The Woolwich Grand Film Club is another that is trying to provide something in an area that needs entertainment beyond going to pubs and pushing each other in bushes. They’re also trying to keep themselves open and could do with your support. Luckily they’re also licensed, so you can watch a movie like Tommy Lee Jones’ The Homesman without having to deny yourself worldly pleasures.
What strikes me about all these films clubs and venues is the variety of fantastic films available in an environment where you are likely to get to know people who love good stories. The ready availability of boozes makes the chance of making your own stories more likely too.
South London Film Locations
If watching films is too passive an entertainment for you, why not re-enact scenes from movies made in these South East London locations? (Though you will have to BYOB to make it tolerable, of course.)
Alex (Malcolm McDowell) dumps his mate Dim (Warren Clarke) into Southmere Lake in Kubrick’s futurist classic in clear contravention of local by-laws.
Please don’t chuck anyone in, though. Thamesmead’s doing its best to put the future behind it. You could always wrestle with your mates in a bowler hat, boiler suit, bovver boots and mascara, while high on milk and vodka. What’s wrong with that?
A Clockwork Orange is not really about violence though, it’s about free will. Use it to go to the pub.
The comedy spy movie, starring Colin Firth, Samuel L Jackson and Michael Caine, (see main image) sees an oik selected to join the Secret Service and kick the booty of a twisted global menace.
All you have to do to emulate Eggsy is to drink a pint at the Prince, wearing glasses, fight everyone and save the world. Someone will surely buy you a pint after that or something is seriously wrong with this country.
It was a tough call between S&S and Octopussy’s use of the Maritime Museum next door, but Ang Lee’s award-winner won out for ease of re-enactment.

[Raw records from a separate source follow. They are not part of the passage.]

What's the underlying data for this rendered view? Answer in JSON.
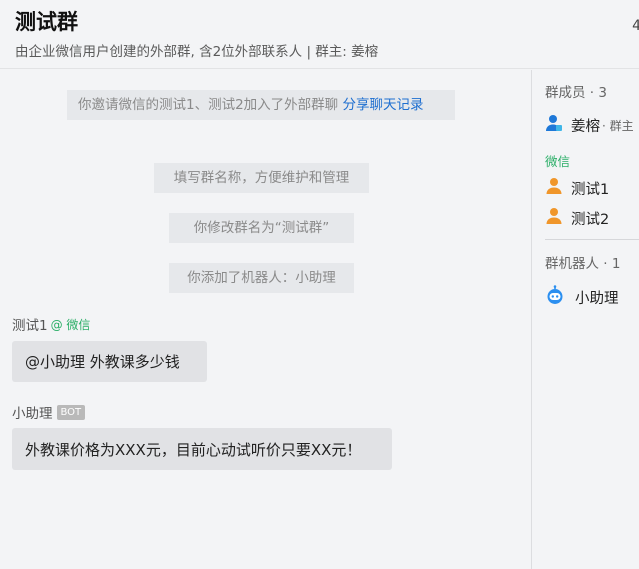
{
  "header": {
    "title": "测试群",
    "subtitle": "由企业微信用户创建的外部群, 含2位外部联系人  | 群主: 姜榕",
    "corner_mark": "4"
  },
  "chat": {
    "system_messages": [
      {
        "text": "你邀请微信的测试1、测试2加入了外部群聊",
        "link": "分享聊天记录"
      },
      {
        "text": "填写群名称，方便维护和管理"
      },
      {
        "text": "你修改群名为“测试群”"
      },
      {
        "text": "你添加了机器人：小助理"
      }
    ],
    "messages": [
      {
        "sender": "测试1",
        "sender_tag": "@ 微信",
        "text": "@小助理  外教课多少钱"
      },
      {
        "sender": "小助理",
        "sender_tag": "BOT",
        "text": "外教课价格为XXX元，目前心动试听价只要XX元！"
      }
    ]
  },
  "sidebar": {
    "members_heading": "群成员 · 3",
    "owner": {
      "name": "姜榕",
      "role": "· 群主",
      "icon": "person-icon",
      "color": "#1e78d8"
    },
    "wechat_label": "微信",
    "wechat_members": [
      {
        "name": "测试1",
        "icon": "person-icon",
        "color": "#f0962a"
      },
      {
        "name": "测试2",
        "icon": "person-icon",
        "color": "#f0962a"
      }
    ],
    "robots_heading": "群机器人 · 1",
    "robots": [
      {
        "name": "小助理",
        "icon": "robot-icon",
        "color": "#2b8ff0"
      }
    ]
  }
}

Overdress and have stilted conversations with acquaintances you secretly love and who are in with a shout of a mahoosive inheritance. Look yearningly in each other’s eyes like Pre-Raphaelite muses, then, in a break from tradition, repair to the Coach & Horses for a much better chance of getting in each other’s pants.

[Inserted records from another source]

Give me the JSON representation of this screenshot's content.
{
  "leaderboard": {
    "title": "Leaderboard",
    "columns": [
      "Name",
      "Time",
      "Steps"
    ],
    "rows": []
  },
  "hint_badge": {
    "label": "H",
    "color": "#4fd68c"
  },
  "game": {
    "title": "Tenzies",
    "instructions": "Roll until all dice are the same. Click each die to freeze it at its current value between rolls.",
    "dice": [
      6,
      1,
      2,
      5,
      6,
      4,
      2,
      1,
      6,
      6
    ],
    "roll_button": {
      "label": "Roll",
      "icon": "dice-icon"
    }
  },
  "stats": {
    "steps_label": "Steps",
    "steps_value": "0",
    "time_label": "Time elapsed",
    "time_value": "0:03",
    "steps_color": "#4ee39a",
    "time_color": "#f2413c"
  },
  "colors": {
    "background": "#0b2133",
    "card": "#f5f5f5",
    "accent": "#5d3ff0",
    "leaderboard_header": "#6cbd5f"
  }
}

Reliving Cronenberg’s brutal thriller on the Russian Mafia in London, starring Naomi Watts and Viggo Mortensen, is likely to lose you sleep and lead you to soil your pants. Simplify the savagery by mudlarking near the Thames Barrier until you find a body.
Also thought of as Last Tango in the Elephant & Castle, Intimacy is a curiously French cinematic experience set in South London. It stars Mark ‘Mark’ Rylance and caused quite a storm when it was suggested the on-screen sex was real, like anyone would want to see that.

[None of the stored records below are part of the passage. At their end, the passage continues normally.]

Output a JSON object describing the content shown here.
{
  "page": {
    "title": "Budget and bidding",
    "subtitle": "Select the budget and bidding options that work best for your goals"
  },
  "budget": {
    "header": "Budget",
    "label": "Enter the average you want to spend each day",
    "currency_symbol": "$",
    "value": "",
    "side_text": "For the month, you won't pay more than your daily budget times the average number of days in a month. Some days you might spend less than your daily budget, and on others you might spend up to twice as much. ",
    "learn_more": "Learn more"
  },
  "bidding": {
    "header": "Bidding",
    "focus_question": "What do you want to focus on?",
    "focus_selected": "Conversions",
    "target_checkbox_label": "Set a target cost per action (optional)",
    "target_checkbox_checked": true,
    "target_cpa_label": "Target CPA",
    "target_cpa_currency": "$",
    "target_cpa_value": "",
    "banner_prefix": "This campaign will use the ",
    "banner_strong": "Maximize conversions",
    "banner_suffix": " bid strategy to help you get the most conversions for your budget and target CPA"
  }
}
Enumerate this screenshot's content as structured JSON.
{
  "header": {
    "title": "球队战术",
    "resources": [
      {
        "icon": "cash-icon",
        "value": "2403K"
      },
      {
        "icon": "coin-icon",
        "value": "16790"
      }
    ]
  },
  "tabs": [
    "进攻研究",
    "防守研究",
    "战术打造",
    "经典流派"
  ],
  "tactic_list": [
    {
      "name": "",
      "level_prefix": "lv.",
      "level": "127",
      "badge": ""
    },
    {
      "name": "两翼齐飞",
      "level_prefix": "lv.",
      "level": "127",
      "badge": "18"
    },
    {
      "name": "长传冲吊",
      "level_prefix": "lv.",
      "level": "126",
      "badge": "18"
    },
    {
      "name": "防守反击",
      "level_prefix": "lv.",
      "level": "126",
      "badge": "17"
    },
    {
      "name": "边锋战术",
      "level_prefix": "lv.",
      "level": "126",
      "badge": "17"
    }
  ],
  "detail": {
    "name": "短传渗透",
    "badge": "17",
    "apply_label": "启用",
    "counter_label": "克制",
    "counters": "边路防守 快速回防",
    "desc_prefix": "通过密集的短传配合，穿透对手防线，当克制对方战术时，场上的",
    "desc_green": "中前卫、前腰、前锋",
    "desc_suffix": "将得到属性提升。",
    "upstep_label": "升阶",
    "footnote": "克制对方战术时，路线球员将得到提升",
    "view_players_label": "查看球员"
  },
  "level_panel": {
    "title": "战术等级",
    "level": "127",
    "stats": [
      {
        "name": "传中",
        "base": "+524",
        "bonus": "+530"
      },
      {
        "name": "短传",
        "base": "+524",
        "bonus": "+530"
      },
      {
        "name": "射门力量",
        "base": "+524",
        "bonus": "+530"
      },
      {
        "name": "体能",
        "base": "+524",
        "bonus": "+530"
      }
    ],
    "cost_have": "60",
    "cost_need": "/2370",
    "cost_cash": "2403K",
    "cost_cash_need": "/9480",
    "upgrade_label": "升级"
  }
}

It is perhaps more easily recreated than most films on the list. Simply have a bunk up with a monosyllabic stranger at the Elephant. Every week. On Wednesdays.
Mona Lisa (1986) – Vanbrugh Castle, Greenwich, & Crystal Palace Road, East Dulwich
One the best British films of the 1980s came through South London on the way to Brighton in the touching tale of an ex-con’s (Bob Hoskins) infatuation with a high class call girl (Cathy Tyson).
To re-enact, try getting dumped in East Dulwich, as Hoskins did on getting out of nick, and then get brought refreshments by a prostitute outside a castle. Then you will truly have honoured the late, great Bob.
An enlargement of a park photoshoot reveals a possible murder, in a movie usually described as the best or worst film ever. Relive Antonioni’s classic on the mysteries of perception with hip clobber, easy sex and marijuana before lolling about in Maryon Park, taking pics of your most beautiful friend, hopefully enjoying a less ominous enlargement.
As much as I enjoy cinema alone, there’s no doubt it is great for a date. And sharing film with someone can confirm a bond or even reveal a chasm in the way you view the world: ‘What do you mean you didn’t enjoy Fast Velocity 7 – The Brakes Are Off?’